But over the last two decades, women have become better educated, healthcare has improved, there is smaller per capita livestock ownership and Christianity’s appeal has spread. As a result, households with more than one wife are disappearing fast. One still comes across polygamy, particularly in more traditional communities and among wealthy people who can afford to marry more wives. These women, though, fear that they may lose their property in the case of divorce or when their husband dies. Widows have been taken by surprise at funerals when other wives have shown up claiming part of ‘their’ inheritance. Custom did allow the first wife a say in the matter but under this new Bill, this is no longer the case, unless President Uhuru Kenyatta, himself the son of a third wife but also happily married following Catholic traditions for some 35 years, refuses to sign the Bill and it goes back to Parliament for further debate. He did not do this, however, with the related Matrimonial Property Act. This Act, signed in February 2014, replaced the Married Women Property Act, an outdated colonial law dating back to 1882, that automatically transferred all property belonging to the wife to her husband. The new law recognizes equal rights to matrimonial property but the definition of matrimonial property excludes property inherited or acquired before marriage. This will most likely prevent wives and their offspring from claiming (part of) the family land unless it has been clearly specified by the husband before his death.
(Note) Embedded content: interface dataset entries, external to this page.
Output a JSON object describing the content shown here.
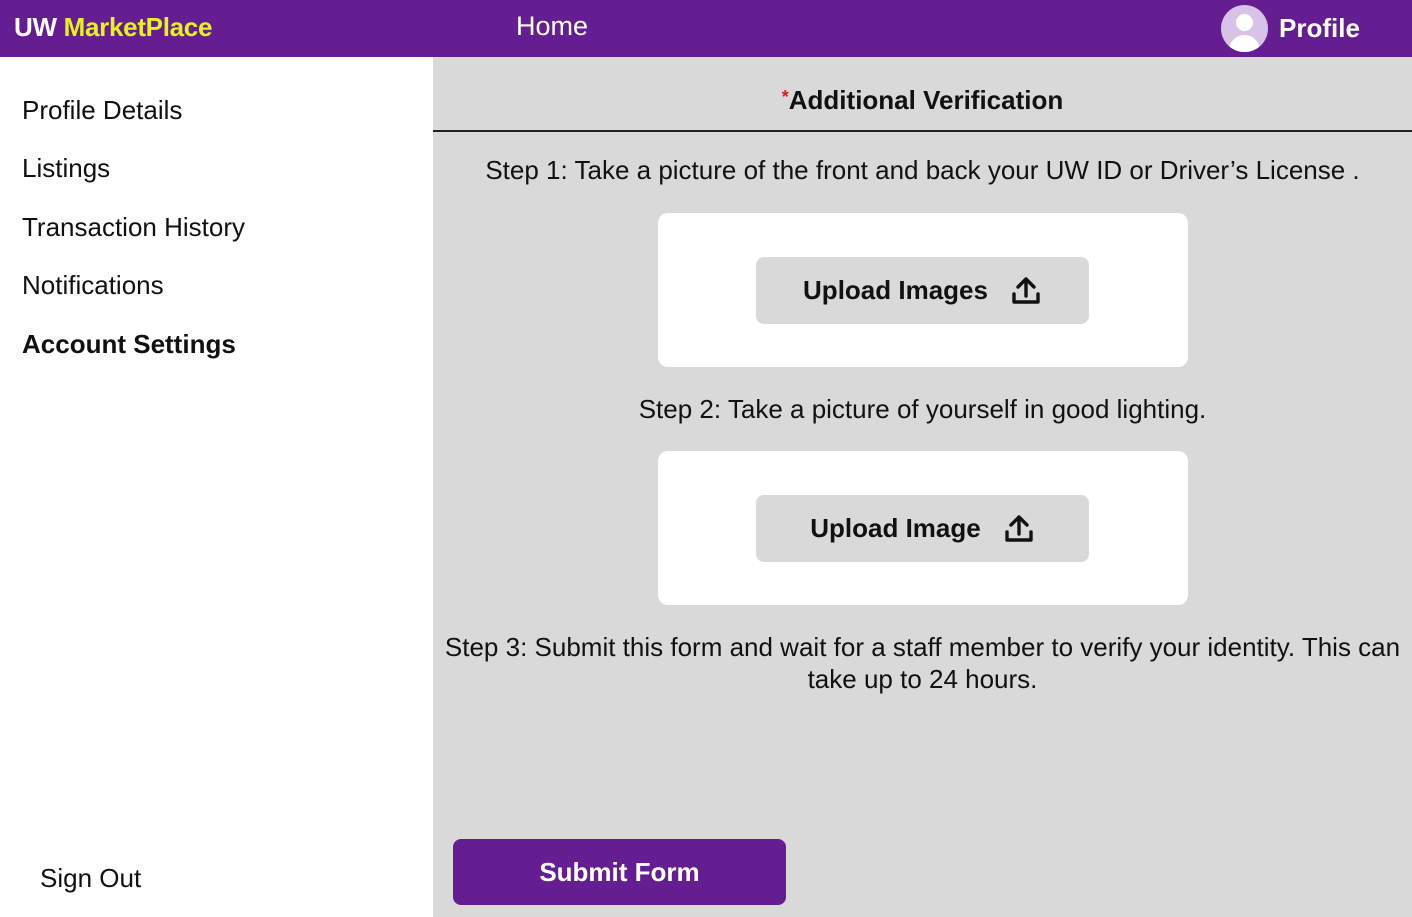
{
  "app": {
    "brand_part1": "UW",
    "brand_part2": "MarketPlace",
    "brand_colors": {
      "primary": "#641e91",
      "accent": "#e7f21a"
    }
  },
  "header": {
    "home_label": "Home",
    "profile_label": "Profile",
    "avatar_icon": "user-avatar-icon"
  },
  "sidebar": {
    "items": [
      {
        "label": "Profile Details",
        "active": false
      },
      {
        "label": "Listings",
        "active": false
      },
      {
        "label": "Transaction History",
        "active": false
      },
      {
        "label": "Notifications",
        "active": false
      },
      {
        "label": "Account Settings",
        "active": true
      }
    ],
    "signout_label": "Sign Out"
  },
  "verification": {
    "required_marker": "*",
    "title": "Additional Verification",
    "steps": [
      "Step 1: Take a picture of the front and back your UW ID or Driver’s License .",
      "Step 2: Take a picture of yourself in good lighting.",
      "Step 3: Submit this form and wait for a staff member to verify your identity. This can take up to 24 hours."
    ],
    "upload_buttons": [
      {
        "label": "Upload Images",
        "icon": "upload-icon"
      },
      {
        "label": "Upload Image",
        "icon": "upload-icon"
      }
    ],
    "submit_label": "Submit Form"
  }
}
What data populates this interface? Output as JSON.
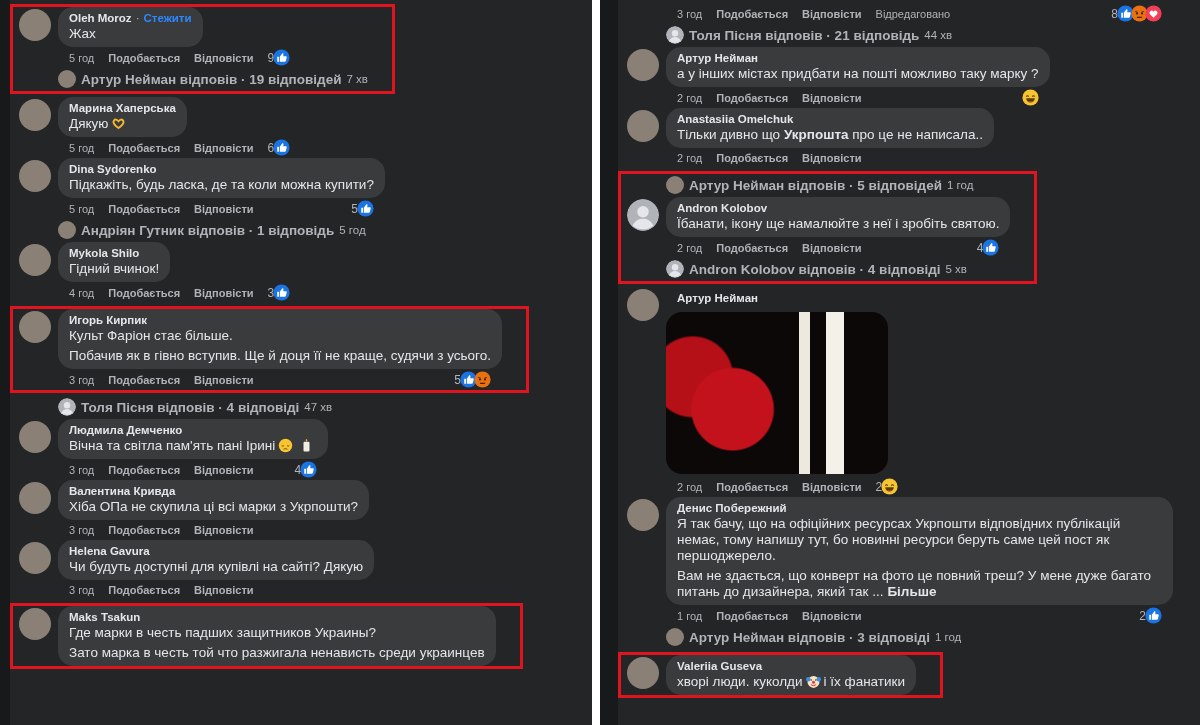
{
  "panels": [
    {
      "sections": [
        {
          "highlighted": true,
          "items": [
            {
              "kind": "comment",
              "author": "Oleh Moroz",
              "separator": "·",
              "follow": "Стежити",
              "avatar": {
                "kind": "photo"
              },
              "body": [
                [
                  {
                    "kind": "text",
                    "text": "Жах"
                  }
                ]
              ],
              "meta": {
                "time": "5 год",
                "like": "Подобається",
                "reply": "Відповісти",
                "count": "9",
                "reactions": [
                  {
                    "kind": "like"
                  }
                ]
              }
            },
            {
              "kind": "replies",
              "avatar": {
                "kind": "photo"
              },
              "text": "Артур Нейман відповів · 19 відповідей",
              "time": "7 хв"
            }
          ]
        },
        {
          "highlighted": false,
          "items": [
            {
              "kind": "comment",
              "author": "Марина Хаперська",
              "avatar": {
                "kind": "photo"
              },
              "body": [
                [
                  {
                    "kind": "text",
                    "text": "Дякую"
                  },
                  {
                    "kind": "emoji_hands"
                  }
                ]
              ],
              "meta": {
                "time": "5 год",
                "like": "Подобається",
                "reply": "Відповісти",
                "count": "6",
                "reactions": [
                  {
                    "kind": "like"
                  }
                ]
              }
            },
            {
              "kind": "comment",
              "author": "Dina Sydorenko",
              "avatar": {
                "kind": "photo"
              },
              "body": [
                [
                  {
                    "kind": "text",
                    "text": "Підкажіть, будь ласка, де та коли можна купити?"
                  }
                ]
              ],
              "meta": {
                "time": "5 год",
                "like": "Подобається",
                "reply": "Відповісти",
                "count": "5",
                "reactions": [
                  {
                    "kind": "like"
                  }
                ]
              }
            },
            {
              "kind": "replies",
              "avatar": {
                "kind": "photo"
              },
              "text": "Андріян Гутник відповів · 1 відповідь",
              "time": "5 год"
            },
            {
              "kind": "comment",
              "author": "Mykola Shilo",
              "avatar": {
                "kind": "photo"
              },
              "body": [
                [
                  {
                    "kind": "text",
                    "text": "Гідний вчинок!"
                  }
                ]
              ],
              "meta": {
                "time": "4 год",
                "like": "Подобається",
                "reply": "Відповісти",
                "count": "3",
                "reactions": [
                  {
                    "kind": "like"
                  }
                ]
              }
            }
          ]
        },
        {
          "highlighted": true,
          "items": [
            {
              "kind": "comment",
              "author": "Игорь Кирпик",
              "avatar": {
                "kind": "photo"
              },
              "body": [
                [
                  {
                    "kind": "text",
                    "text": "Культ Фаріон стає більше."
                  }
                ],
                [
                  {
                    "kind": "text",
                    "text": "Побачив як в гівно вступив. Ще й доця її не краще, судячи з усього."
                  }
                ]
              ],
              "meta": {
                "time": "3 год",
                "like": "Подобається",
                "reply": "Відповісти",
                "count": "5",
                "reactions": [
                  {
                    "kind": "like"
                  },
                  {
                    "kind": "angry"
                  }
                ]
              }
            }
          ]
        },
        {
          "highlighted": false,
          "items": [
            {
              "kind": "replies",
              "avatar": {
                "kind": "default"
              },
              "text": "Толя Пісня відповів · 4 відповіді",
              "time": "47 хв"
            },
            {
              "kind": "comment",
              "author": "Людмила Демченко",
              "avatar": {
                "kind": "photo"
              },
              "body": [
                [
                  {
                    "kind": "text",
                    "text": "Вічна та світла пам'ять пані Ірині"
                  },
                  {
                    "kind": "emoji_pensive"
                  },
                  {
                    "kind": "emoji_candle"
                  }
                ]
              ],
              "meta": {
                "time": "3 год",
                "like": "Подобається",
                "reply": "Відповісти",
                "count": "4",
                "reactions": [
                  {
                    "kind": "like"
                  }
                ]
              }
            },
            {
              "kind": "comment",
              "author": "Валентина Кривда",
              "avatar": {
                "kind": "photo"
              },
              "body": [
                [
                  {
                    "kind": "text",
                    "text": "Хіба ОПа не скупила ці всі марки з Укрпошти?"
                  }
                ]
              ],
              "meta": {
                "time": "3 год",
                "like": "Подобається",
                "reply": "Відповісти"
              }
            },
            {
              "kind": "comment",
              "author": "Helena Gavura",
              "avatar": {
                "kind": "photo"
              },
              "body": [
                [
                  {
                    "kind": "text",
                    "text": "Чи будуть доступні для купівлі на сайті? Дякую"
                  }
                ]
              ],
              "meta": {
                "time": "3 год",
                "like": "Подобається",
                "reply": "Відповісти"
              }
            }
          ]
        },
        {
          "highlighted": true,
          "items": [
            {
              "kind": "comment",
              "author": "Maks Tsakun",
              "avatar": {
                "kind": "photo"
              },
              "body": [
                [
                  {
                    "kind": "text",
                    "text": "Где марки в честь падших защитников Украины?"
                  }
                ],
                [
                  {
                    "kind": "text",
                    "text": "Зато марка в честь той что разжигала ненависть среди украинцев"
                  }
                ]
              ]
            }
          ]
        }
      ]
    },
    {
      "sections": [
        {
          "highlighted": false,
          "items": [
            {
              "kind": "meta",
              "meta": {
                "time": "3 год",
                "like": "Подобається",
                "reply": "Відповісти",
                "edited": "Відредаговано",
                "count": "8",
                "reactions": [
                  {
                    "kind": "like"
                  },
                  {
                    "kind": "angry"
                  },
                  {
                    "kind": "love"
                  }
                ]
              }
            },
            {
              "kind": "replies",
              "avatar": {
                "kind": "default"
              },
              "text": "Толя Пісня відповів · 21 відповідь",
              "time": "44 хв"
            },
            {
              "kind": "comment",
              "author": "Артур Нейман",
              "avatar": {
                "kind": "photo"
              },
              "body": [
                [
                  {
                    "kind": "text",
                    "text": "а у інших містах придбати на пошті можливо таку марку ?"
                  }
                ]
              ],
              "meta": {
                "time": "2 год",
                "like": "Подобається",
                "reply": "Відповісти",
                "reactions": [
                  {
                    "kind": "haha"
                  }
                ]
              }
            },
            {
              "kind": "comment",
              "author": "Anastasiia Omelchuk",
              "avatar": {
                "kind": "photo"
              },
              "body": [
                [
                  {
                    "kind": "text",
                    "text": "Тільки дивно що **Укрпошта** про це не написала.."
                  }
                ]
              ],
              "meta": {
                "time": "2 год",
                "like": "Подобається",
                "reply": "Відповісти"
              }
            }
          ]
        },
        {
          "highlighted": true,
          "items": [
            {
              "kind": "replies",
              "avatar": {
                "kind": "photo"
              },
              "text": "Артур Нейман відповів · 5 відповідей",
              "time": "1 год"
            },
            {
              "kind": "comment",
              "author": "Andron Kolobov",
              "avatar": {
                "kind": "default"
              },
              "body": [
                [
                  {
                    "kind": "text",
                    "text": "Їбанати, ікону ще намалюйте з неї і зробіть святою."
                  }
                ]
              ],
              "meta": {
                "time": "2 год",
                "like": "Подобається",
                "reply": "Відповісти",
                "count": "4",
                "reactions": [
                  {
                    "kind": "like"
                  }
                ]
              }
            },
            {
              "kind": "replies",
              "avatar": {
                "kind": "default"
              },
              "text": "Andron Kolobov відповів · 4 відповіді",
              "time": "5 хв"
            }
          ]
        },
        {
          "highlighted": false,
          "items": [
            {
              "kind": "comment",
              "author": "Артур Нейман",
              "avatar": {
                "kind": "photo"
              },
              "attachment": {
                "kind": "photo"
              },
              "meta": {
                "time": "2 год",
                "like": "Подобається",
                "reply": "Відповісти",
                "count": "2",
                "reactions": [
                  {
                    "kind": "haha"
                  }
                ]
              }
            },
            {
              "kind": "comment",
              "author": "Денис Побережний",
              "avatar": {
                "kind": "photo"
              },
              "body": [
                [
                  {
                    "kind": "text",
                    "text": "Я так бачу, що на офіційних ресурсах Укрпошти відповідних публікацій немає, тому напишу тут, бо новинні ресурси беруть саме цей пост як першоджерело."
                  }
                ],
                [
                  {
                    "kind": "text",
                    "text": "Вам не здається, що конверт на фото це повний треш? У мене дуже багато питань до дизайнера, який так ..."
                  },
                  {
                    "kind": "link",
                    "text": "Більше"
                  }
                ]
              ],
              "meta": {
                "time": "1 год",
                "like": "Подобається",
                "reply": "Відповісти",
                "count": "2",
                "reactions": [
                  {
                    "kind": "like"
                  }
                ]
              }
            },
            {
              "kind": "replies",
              "avatar": {
                "kind": "photo"
              },
              "text": "Артур Нейман відповів · 3 відповіді",
              "time": "1 год"
            }
          ]
        },
        {
          "highlighted": true,
          "items": [
            {
              "kind": "comment",
              "author": "Valeriia Guseva",
              "avatar": {
                "kind": "photo"
              },
              "body": [
                [
                  {
                    "kind": "text",
                    "text": "хворі люди. куколди"
                  },
                  {
                    "kind": "emoji_clown"
                  },
                  {
                    "kind": "text",
                    "text": "і їх фанатики"
                  }
                ]
              ]
            }
          ]
        }
      ]
    }
  ]
}
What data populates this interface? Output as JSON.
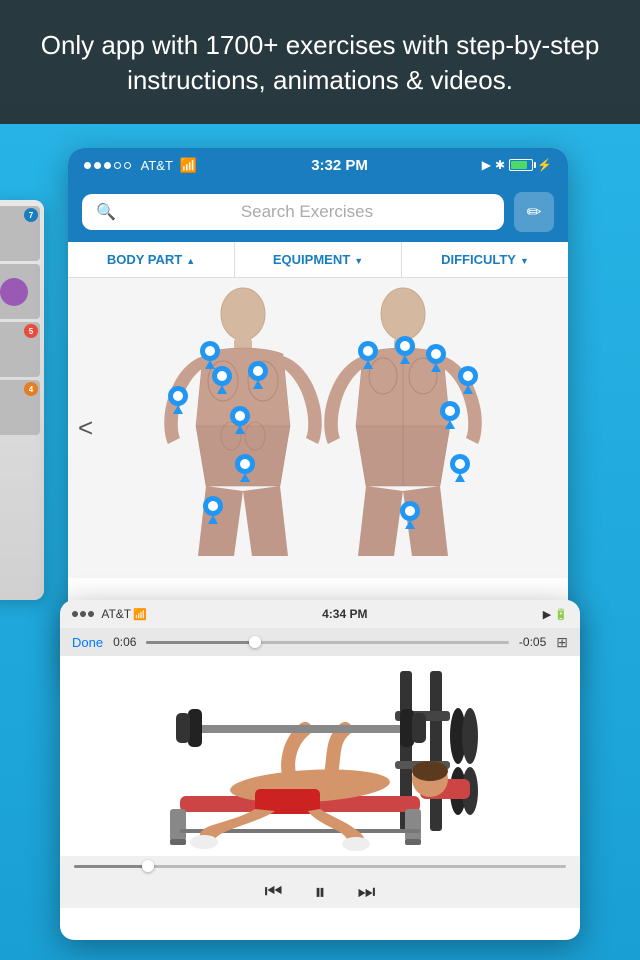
{
  "banner": {
    "text": "Only app with 1700+ exercises with step-by-step instructions, animations & videos."
  },
  "phone_main": {
    "status_bar": {
      "carrier": "AT&T",
      "wifi": "WiFi",
      "time": "3:32 PM",
      "location": "◀",
      "bluetooth": "✱",
      "battery": "80%"
    },
    "search": {
      "placeholder": "Search Exercises",
      "edit_icon": "✏"
    },
    "filters": [
      {
        "label": "BODY PART",
        "arrow": "up"
      },
      {
        "label": "EQUIPMENT",
        "arrow": "down"
      },
      {
        "label": "DIFFICULTY",
        "arrow": "down"
      }
    ],
    "back_arrow": "<"
  },
  "phone_video": {
    "status_bar": {
      "carrier": "AT&T",
      "wifi": "WiFi",
      "time": "4:34 PM",
      "right_icons": ""
    },
    "player_bar": {
      "done": "Done",
      "time_start": "0:06",
      "time_end": "-0:05"
    },
    "controls": {
      "rewind": "⏮",
      "pause": "⏸",
      "forward": "⏭"
    }
  },
  "left_phone": {
    "items": [
      {
        "badge_color": "#1a7dbf",
        "badge_num": "7"
      },
      {
        "badge_color": "#9b59b6",
        "badge_num": ""
      },
      {
        "badge_color": "#e74c3c",
        "badge_num": "5"
      },
      {
        "badge_color": "#e67e22",
        "badge_num": "4"
      }
    ]
  }
}
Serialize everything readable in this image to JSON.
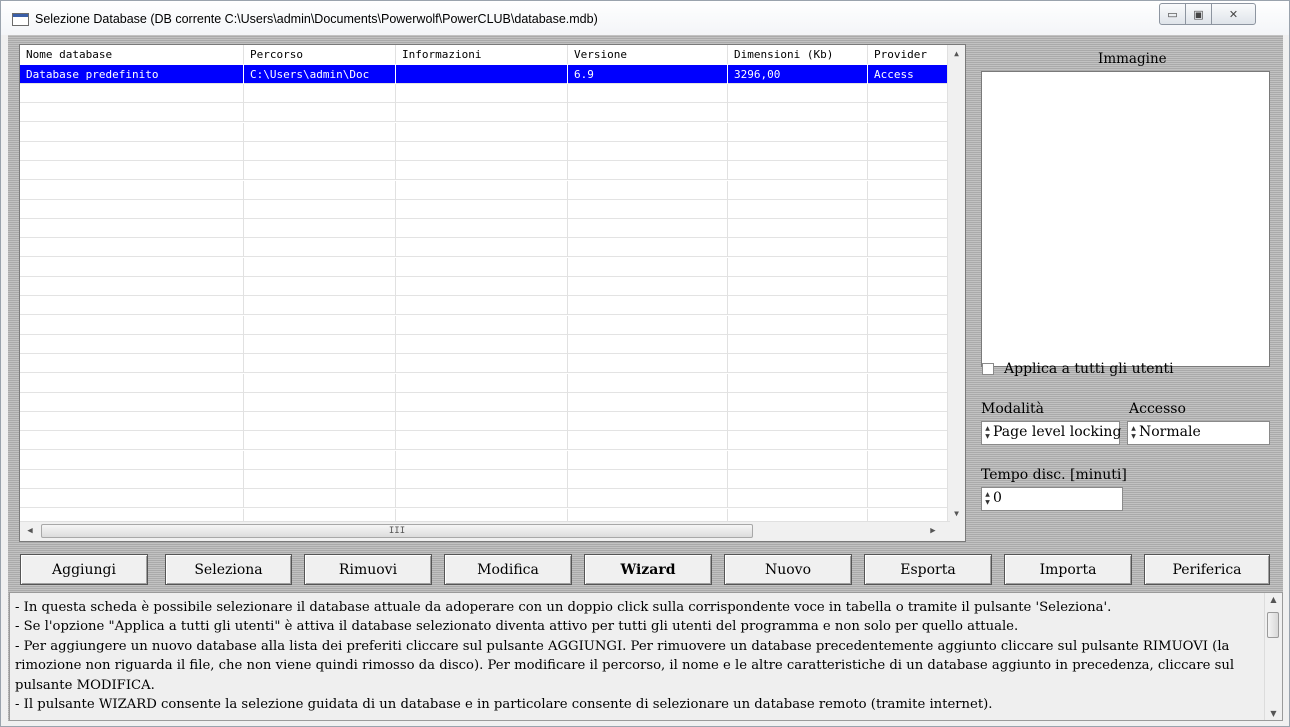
{
  "window": {
    "title": "Selezione Database (DB corrente C:\\Users\\admin\\Documents\\Powerwolf\\PowerCLUB\\database.mdb)",
    "minimize_glyph": "▭",
    "maximize_glyph": "▣",
    "close_glyph": "✕"
  },
  "grid": {
    "columns": [
      "Nome database",
      "Percorso",
      "Informazioni",
      "Versione",
      "Dimensioni (Kb)",
      "Provider"
    ],
    "rows": [
      {
        "name": "Database predefinito",
        "path": "C:\\Users\\admin\\Doc",
        "info": "",
        "version": "6.9",
        "size": "3296,00",
        "provider": "Access",
        "selected": true
      }
    ],
    "scroll_up": "▲",
    "scroll_down": "▼",
    "scroll_left": "◀",
    "scroll_right": "▶",
    "hthumb_grip": "III"
  },
  "panel": {
    "image_label": "Immagine",
    "apply_all_label": "Applica a tutti gli utenti",
    "apply_all_checked": false,
    "modalita_label": "Modalità",
    "modalita_value": "Page level locking",
    "accesso_label": "Accesso",
    "accesso_value": "Normale",
    "tempo_label": "Tempo disc. [minuti]",
    "tempo_value": "0"
  },
  "buttons": [
    "Aggiungi",
    "Seleziona",
    "Rimuovi",
    "Modifica",
    "Wizard",
    "Nuovo",
    "Esporta",
    "Importa",
    "Periferica"
  ],
  "info": {
    "lines": [
      "- In questa scheda è possibile selezionare il database attuale da adoperare con  un doppio click sulla corrispondente voce in tabella o tramite il pulsante 'Seleziona'.",
      "- Se l'opzione \"Applica a tutti gli utenti\" è attiva il database selezionato diventa attivo per tutti gli utenti del programma e non solo per quello attuale.",
      "- Per aggiungere un nuovo database alla lista dei preferiti cliccare sul pulsante AGGIUNGI. Per rimuovere un database precedentemente aggiunto cliccare sul pulsante RIMUOVI (la rimozione non riguarda il file, che non viene quindi rimosso da disco). Per modificare il percorso, il nome e le altre caratteristiche di un database aggiunto in precedenza, cliccare sul pulsante MODIFICA.",
      "- Il pulsante WIZARD consente la selezione guidata di un database e in particolare consente di selezionare un database remoto (tramite internet)."
    ]
  },
  "colors": {
    "selection": "#0000ff",
    "panel_bg": "#b5b5b5"
  }
}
For now, the registration of marriages, including customary ones, may help women not to lose their access to land. It could stop the practice of hiring wives for land transfers via the Land Control Board. These wives pretend to be legally married to the sellers. However other changes will be needed to fight corruption on the Land Control Boards and the Land Register. This calls for motivated politicians and civil servants who dare to stand up to such practices.

A blog to report bad practices
The newly elected Governor of Kajiado showed his intention to clean up problems with the Land Register when he issued a moratorium on land sales for the time being. There is a way we can help these politicians as academics or as ordinary citizens. Nowadays young Maasai are using Whatsapp, Twitter and Facebook. They/we should report bad practices and provide the correct facts on these platforms. This is my main goal behind writing this blog: I want to help create a platform for all those worried about the non-sustainable mining of natural resources as well as the irresponsible reporting of such developments in the media, NGO circles and also academia. Information posted should be factual, balanced and correct.
The ideas discussed in this blog are diverse and will include conflicts over land, conflicts over water, the environmental impact of trade, eco-imperialism by nature conservation groups, political interference in nature conservation, irrigated agriculture, the small- versus large-scale farms debate, youth’s views of agriculture, pastoralism and so on. I am seeking first-hand information from anybody and everybody, but from (East) Africans in particular. I am also specifically requesting those who have been able to overcome conflicts to share their success stories. Tell me about your legal and technological tools. How can we prevent the selling of more wealth (land, water, sand, trees), which comes at the expense of the less well off? Here’s hoping to hear from you soon! Please forward your stories to These stories will be (if necessary anonymously) shared here.